WASHINGTON, DC — The U.S. State Department has denied a media report saying that Secretary of State Antony Blinken has not ruled out the possibility that Azerbaijan will invade Armenia in the coming weeks.
The U.S. news website Politico reported on Friday that Blinken made that clear in an October 3 phone call with several pro-Armenian U.S. lawmakers. It cited two unnamed “people familiar with the conversation.”
“The reporting in this article is inaccurate and in no way reflects what Secretary Blinken said to lawmakers,” the State Department spokesman, Matthew Miller, told Armenia’s Armenpress news agency on Sunday.
“The United States strongly supports Armenia’s sovereignty and territorial integrity. We have stressed that any infringement of that sovereignty and territorial integrity would bring serious consequences,” Miller said in written comments.
Tigran Balayan, the Armenian ambassador to the European Union, similarly claimed on October 8 that Azerbaijani forces could soon try to open an exterritorial land corridor to Azerbaijan’s Nakhichevan exclave through Armenia’s southeastern Syunik province. He said the West should impose sanctions on Baku to prevent such an attack.
Azerbaijani President Ilham Aliyev regularly demands such a corridor. The Azerbaijani takeover of Nagorno-Karabakh raised more fears in Yerevan that Baku may act on its implicit threats of military action.

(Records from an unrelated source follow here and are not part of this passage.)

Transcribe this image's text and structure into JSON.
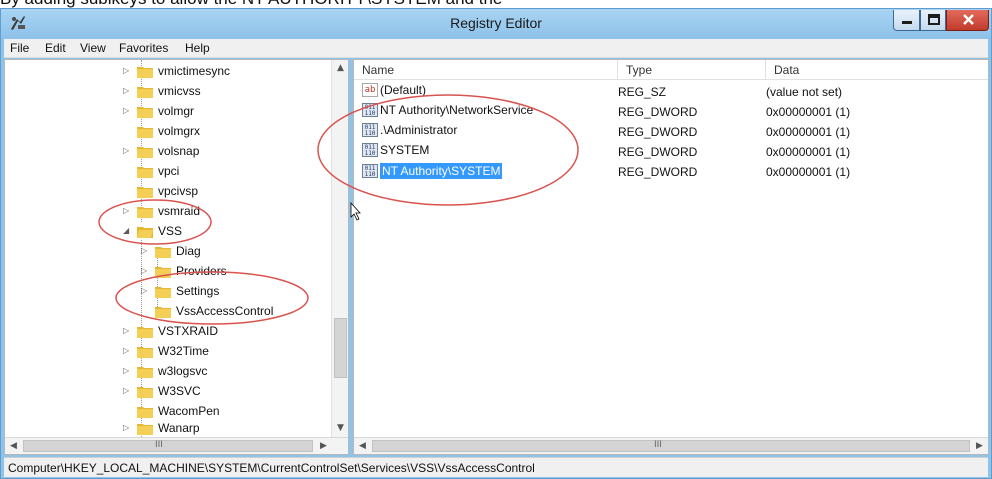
{
  "top_caption": "By adding sublkeys to allow the NT AUTHORITY\\SYSTEM and the",
  "window": {
    "title": "Registry Editor",
    "buttons": [
      "minimize",
      "maximize",
      "close"
    ]
  },
  "menu": [
    "File",
    "Edit",
    "View",
    "Favorites",
    "Help"
  ],
  "tree": {
    "items": [
      {
        "label": "vmictimesync",
        "expander": "collapsed"
      },
      {
        "label": "vmicvss",
        "expander": "collapsed"
      },
      {
        "label": "volmgr",
        "expander": "collapsed"
      },
      {
        "label": "volmgrx",
        "expander": "none"
      },
      {
        "label": "volsnap",
        "expander": "collapsed"
      },
      {
        "label": "vpci",
        "expander": "none"
      },
      {
        "label": "vpcivsp",
        "expander": "none"
      },
      {
        "label": "vsmraid",
        "expander": "collapsed"
      },
      {
        "label": "VSS",
        "expander": "expanded"
      },
      {
        "label": "Diag",
        "expander": "collapsed"
      },
      {
        "label": "Providers",
        "expander": "collapsed"
      },
      {
        "label": "Settings",
        "expander": "collapsed"
      },
      {
        "label": "VssAccessControl",
        "expander": "none"
      },
      {
        "label": "VSTXRAID",
        "expander": "collapsed"
      },
      {
        "label": "W32Time",
        "expander": "collapsed"
      },
      {
        "label": "w3logsvc",
        "expander": "collapsed"
      },
      {
        "label": "W3SVC",
        "expander": "collapsed"
      },
      {
        "label": "WacomPen",
        "expander": "none"
      },
      {
        "label": "Wanarp",
        "expander": "collapsed"
      }
    ]
  },
  "values": {
    "columns": [
      "Name",
      "Type",
      "Data"
    ],
    "rows": [
      {
        "name": "(Default)",
        "type": "REG_SZ",
        "data": "(value not set)",
        "icon": "string-value-icon",
        "selected": false
      },
      {
        "name": "NT Authority\\NetworkService",
        "type": "REG_DWORD",
        "data": "0x00000001 (1)",
        "icon": "dword-value-icon",
        "selected": false
      },
      {
        "name": ".\\Administrator",
        "type": "REG_DWORD",
        "data": "0x00000001 (1)",
        "icon": "dword-value-icon",
        "selected": false
      },
      {
        "name": "SYSTEM",
        "type": "REG_DWORD",
        "data": "0x00000001 (1)",
        "icon": "dword-value-icon",
        "selected": false
      },
      {
        "name": "NT Authority\\SYSTEM",
        "type": "REG_DWORD",
        "data": "0x00000001 (1)",
        "icon": "dword-value-icon",
        "selected": true
      }
    ]
  },
  "scrollbar_glyph": "III",
  "status_path": "Computer\\HKEY_LOCAL_MACHINE\\SYSTEM\\CurrentControlSet\\Services\\VSS\\VssAccessControl",
  "colors": {
    "titlebar": "#8dc1e8",
    "selection": "#3399ff",
    "folder": "#e8b731",
    "annotation": "#d9534f",
    "close_button": "#c13b2c"
  }
}
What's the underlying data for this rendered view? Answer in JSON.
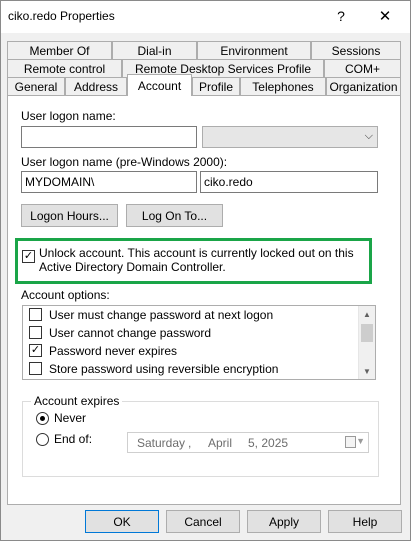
{
  "window": {
    "title": "ciko.redo Properties",
    "help_label": "?",
    "close_label": "✕"
  },
  "tabs": {
    "row1": [
      "Member Of",
      "Dial-in",
      "Environment",
      "Sessions"
    ],
    "row2": [
      "Remote control",
      "Remote Desktop Services Profile",
      "COM+"
    ],
    "row3": [
      "General",
      "Address",
      "Account",
      "Profile",
      "Telephones",
      "Organization"
    ],
    "active": "Account"
  },
  "account": {
    "logon_name_label": "User logon name:",
    "logon_name_value": "",
    "upn_suffix_value": "",
    "pre2000_label": "User logon name (pre-Windows 2000):",
    "pre2000_domain": "MYDOMAIN\\",
    "pre2000_user": "ciko.redo",
    "logon_hours_button": "Logon Hours...",
    "logon_to_button": "Log On To...",
    "unlock_checked": true,
    "unlock_label": "Unlock account. This account is currently locked out on this Active Directory Domain Controller.",
    "options_label": "Account options:",
    "options": [
      {
        "label": "User must change password at next logon",
        "checked": false
      },
      {
        "label": "User cannot change password",
        "checked": false
      },
      {
        "label": "Password never expires",
        "checked": true
      },
      {
        "label": "Store password using reversible encryption",
        "checked": false
      }
    ],
    "expires_title": "Account expires",
    "never_label": "Never",
    "never_selected": true,
    "end_of_label": "End of:",
    "date": {
      "weekday": "Saturday",
      "month": "April",
      "day_year": "5, 2025",
      "sep": ","
    }
  },
  "footer": {
    "ok": "OK",
    "cancel": "Cancel",
    "apply": "Apply",
    "help": "Help"
  },
  "colors": {
    "highlight": "#1aa548",
    "default_button_border": "#0078d7"
  },
  "icons": {
    "check": "✓",
    "dropdown": "chevron-down-icon",
    "calendar": "calendar-icon"
  }
}
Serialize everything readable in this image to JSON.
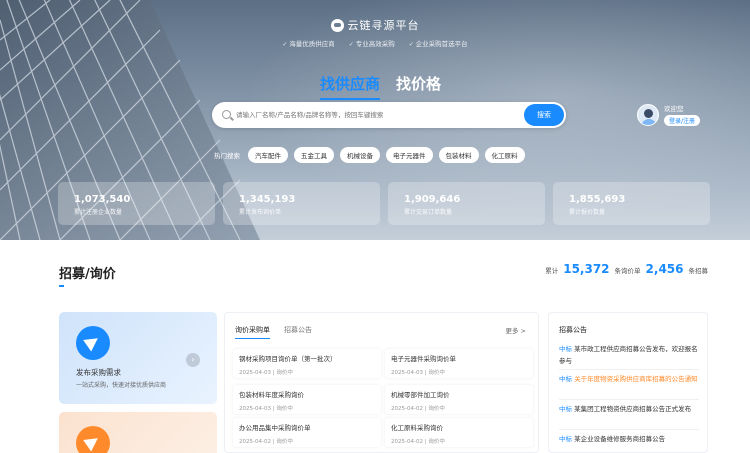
{
  "brand": {
    "name": "云链寻源平台",
    "tags": [
      "海量优质供应商",
      "专业高效采购",
      "企业采购首选平台"
    ]
  },
  "hero": {
    "tabs": [
      {
        "label": "找供应商",
        "active": true
      },
      {
        "label": "找价格",
        "active": false
      }
    ],
    "search": {
      "placeholder": "请输入厂名称/产品名称/品牌名称等，按回车键搜索",
      "button": "搜索"
    },
    "hot": {
      "label": "热门搜索",
      "chips": [
        "汽车配件",
        "五金工具",
        "机械设备",
        "电子元器件",
        "包装材料",
        "化工原料"
      ]
    },
    "user": {
      "name": "欢迎您",
      "login": "登录/注册"
    },
    "stats": [
      {
        "value": "1,073,540",
        "label": "累计注册企业数量"
      },
      {
        "value": "1,345,193",
        "label": "累计发布询价单"
      },
      {
        "value": "1,909,646",
        "label": "累计交易订单数量"
      },
      {
        "value": "1,855,693",
        "label": "累计报价数量"
      }
    ]
  },
  "section": {
    "title": "招募/询价",
    "counts": {
      "prefix": "累计",
      "num1": "15,372",
      "mid": "条询价单",
      "num2": "2,456",
      "suffix": "条招募"
    },
    "card1": {
      "title": "发布采购需求",
      "subtitle": "一站式采购，快速对接优质供应商"
    },
    "tabs": [
      {
        "label": "询价采购单",
        "active": true
      },
      {
        "label": "招募公告",
        "active": false
      }
    ],
    "more": "更多 >",
    "items": [
      {
        "title": "钢材采购项目询价单（第一批次）",
        "meta": "2025-04-03 | 询价中"
      },
      {
        "title": "电子元器件采购询价单",
        "meta": "2025-04-03 | 询价中"
      },
      {
        "title": "包装材料年度采购询价",
        "meta": "2025-04-03 | 询价中"
      },
      {
        "title": "机械零部件加工询价",
        "meta": "2025-04-02 | 询价中"
      },
      {
        "title": "办公用品集中采购询价单",
        "meta": "2025-04-02 | 询价中"
      },
      {
        "title": "化工原料采购询价",
        "meta": "2025-04-02 | 询价中"
      }
    ],
    "news_title": "招募公告",
    "news": [
      {
        "tag": "中标",
        "text": "某市政工程供应商招募公告发布，欢迎报名参与"
      },
      {
        "tag": "中标",
        "text": "关于年度物资采购供应商库招募的公告通知"
      },
      {
        "tag": "中标",
        "text": "某集团工程物资供应商招募公告正式发布"
      },
      {
        "tag": "中标",
        "text": "某企业设备维修服务商招募公告"
      }
    ]
  }
}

Syunik is the sole Armenian province bordering Iran. Tehran has repeatedly warned against attempts to strip it of the common border and transport links with Armenia.